Ive herd that there are headers for My Eagle Vision TSi 3.5l 24v if this is true where could i get them. And will they make a differance in performance for this car. Ive herd that headers sometimes dont really help that much so if anyone has info i would appreciate it.
Originally posted by jfsram A header will significantly improve the breathing of a 3.5L and you will need to add fuel to the air/fuel mixture to take full advantage of extra breathing.
The PCM won't adjust to the free(er) flowing exhaust?
So ideally, we should increase air flow to the engine (at the intake) and we should increase the air flow out of the engine (but still provide back pressure)
A CAI will help the intake.
Headers and 2-7/8" pipes for the exhaust and high flow cats? I don't like messing around with my emissions too much because of strict laws.... Am I making the right assumptions? What else can be done.
PS. I watched Monster Garage, Jessie Jame weldeds his own headers... I can do it too! (anyone want to show me how to use a Mig welder?) hehehe
The Chrysler PCM is limited on how much it can adjust for.
It gets it's mixture parameters from tables. In very simplified terms it gets mixture from fixed parameters. On a given throttle angle, rpm and minor data from O2, map sensors etc will supply the mixture written. This is call speed/density. Speed/density assumes a given amount of air is entering the engine according to throttle position.
Mustang guru's understand this and that's why when they start modifying 5.0L they will start with a Mass Air Metered car. If it's a speed/density car they will convert to a Mass Air car.
A Mass Air car actually measures the air entering an engine, not assume from a given throttle angle.
I'm not saying one system is better than the other, just stating the differences, they both have their advantages.
Originally posted by jfsram I'm not saying one system is better than the other, just stating the differences, they both have their advantages.
I bet one difference is cost.
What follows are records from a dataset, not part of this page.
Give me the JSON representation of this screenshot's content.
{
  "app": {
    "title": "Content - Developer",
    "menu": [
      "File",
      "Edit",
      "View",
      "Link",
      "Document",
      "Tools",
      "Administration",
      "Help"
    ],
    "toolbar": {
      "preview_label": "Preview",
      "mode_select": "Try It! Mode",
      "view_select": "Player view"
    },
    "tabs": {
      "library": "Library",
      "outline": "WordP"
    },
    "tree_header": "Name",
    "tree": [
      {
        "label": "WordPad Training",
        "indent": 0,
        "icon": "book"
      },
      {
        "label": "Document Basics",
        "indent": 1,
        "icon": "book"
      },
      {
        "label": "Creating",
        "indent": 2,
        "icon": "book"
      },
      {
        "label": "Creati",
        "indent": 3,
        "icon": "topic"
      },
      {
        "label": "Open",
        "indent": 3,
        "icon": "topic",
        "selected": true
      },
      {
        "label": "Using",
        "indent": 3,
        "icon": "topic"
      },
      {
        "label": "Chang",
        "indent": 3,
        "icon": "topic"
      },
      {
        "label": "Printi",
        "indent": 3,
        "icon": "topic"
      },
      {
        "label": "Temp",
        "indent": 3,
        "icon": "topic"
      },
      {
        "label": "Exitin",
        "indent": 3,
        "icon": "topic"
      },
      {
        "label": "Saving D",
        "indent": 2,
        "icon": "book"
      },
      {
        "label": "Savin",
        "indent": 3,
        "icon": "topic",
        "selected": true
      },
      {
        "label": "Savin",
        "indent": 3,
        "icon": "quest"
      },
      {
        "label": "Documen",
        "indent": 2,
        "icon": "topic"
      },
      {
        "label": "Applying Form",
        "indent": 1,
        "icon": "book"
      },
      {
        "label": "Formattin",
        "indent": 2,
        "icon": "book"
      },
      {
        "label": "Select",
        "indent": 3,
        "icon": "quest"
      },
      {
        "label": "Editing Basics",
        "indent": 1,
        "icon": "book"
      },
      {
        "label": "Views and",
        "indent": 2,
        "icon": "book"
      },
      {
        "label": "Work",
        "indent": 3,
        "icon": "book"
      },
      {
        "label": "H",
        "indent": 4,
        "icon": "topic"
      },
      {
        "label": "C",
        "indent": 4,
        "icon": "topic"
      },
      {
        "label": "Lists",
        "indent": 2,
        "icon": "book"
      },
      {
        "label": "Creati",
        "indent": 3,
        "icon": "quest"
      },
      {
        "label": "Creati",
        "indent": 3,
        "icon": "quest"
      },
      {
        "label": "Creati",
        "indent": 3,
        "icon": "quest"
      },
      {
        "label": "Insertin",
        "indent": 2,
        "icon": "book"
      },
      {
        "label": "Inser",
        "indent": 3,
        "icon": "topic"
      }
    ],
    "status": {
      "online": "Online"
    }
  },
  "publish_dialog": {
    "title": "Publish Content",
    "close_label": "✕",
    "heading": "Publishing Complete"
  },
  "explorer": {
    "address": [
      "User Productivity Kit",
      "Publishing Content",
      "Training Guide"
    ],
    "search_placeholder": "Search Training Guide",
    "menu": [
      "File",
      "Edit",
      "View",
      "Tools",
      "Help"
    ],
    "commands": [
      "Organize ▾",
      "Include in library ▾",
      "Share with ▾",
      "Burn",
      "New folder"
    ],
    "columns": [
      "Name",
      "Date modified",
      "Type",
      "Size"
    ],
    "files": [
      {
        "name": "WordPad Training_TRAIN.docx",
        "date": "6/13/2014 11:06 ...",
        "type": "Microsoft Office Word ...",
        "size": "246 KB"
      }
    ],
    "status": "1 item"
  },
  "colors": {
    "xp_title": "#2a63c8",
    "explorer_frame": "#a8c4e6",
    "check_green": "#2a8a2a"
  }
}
I've seen prices for mass air sensors, I forget the exact prices, but they are not cheap at all. It is probably very cheap just to assume air flow from a sensor that is basically a varible resister, then let the computer programming take care of the rest.
Cost and reliability.
A speed/density system will recognize a gross difference and continue to provide somewhat of a correct mixture.
The Mass Air system can respond to upgrades since it doesn't care what it's supposed to see, it cares about what it is actually sensing.